*WHAT TO DO*.
Lines in the listing below that hold "text" are the ones to copy.

***** MATERIAL FOR THIS EXERCISE

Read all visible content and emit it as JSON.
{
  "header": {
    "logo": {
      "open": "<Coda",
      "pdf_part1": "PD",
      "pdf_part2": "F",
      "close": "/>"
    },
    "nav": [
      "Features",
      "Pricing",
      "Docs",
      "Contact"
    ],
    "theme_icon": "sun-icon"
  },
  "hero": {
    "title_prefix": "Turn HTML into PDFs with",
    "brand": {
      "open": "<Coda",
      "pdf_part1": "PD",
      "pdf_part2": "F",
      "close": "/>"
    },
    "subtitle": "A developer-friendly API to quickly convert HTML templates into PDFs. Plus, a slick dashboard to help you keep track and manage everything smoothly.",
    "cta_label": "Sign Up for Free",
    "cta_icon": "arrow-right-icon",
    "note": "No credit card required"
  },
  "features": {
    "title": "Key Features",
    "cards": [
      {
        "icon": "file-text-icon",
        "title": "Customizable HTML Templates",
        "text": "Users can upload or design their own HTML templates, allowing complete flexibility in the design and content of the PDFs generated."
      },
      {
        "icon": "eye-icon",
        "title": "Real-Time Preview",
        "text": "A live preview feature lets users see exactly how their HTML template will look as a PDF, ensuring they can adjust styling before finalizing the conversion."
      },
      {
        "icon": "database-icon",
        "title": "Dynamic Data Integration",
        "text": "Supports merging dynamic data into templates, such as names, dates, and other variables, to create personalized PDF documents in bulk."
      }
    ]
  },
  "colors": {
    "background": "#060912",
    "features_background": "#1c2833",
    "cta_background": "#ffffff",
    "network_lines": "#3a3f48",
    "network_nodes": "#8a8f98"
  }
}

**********

*YOUR SOLUTION*.
        "icon": "file-text-icon",
        "text": "Users can upload or design their own HTML templates, allowing complete flexibility in the design and content of the PDFs generated."
        "text": "A live preview feature lets users see exactly how their HTML template will look as a PDF, ensuring they can adjust styling before finalizing the conversion."
        "text": "Supports merging dynamic data into templates, such as names, dates, and other variables, to create personalized PDF documents in bulk."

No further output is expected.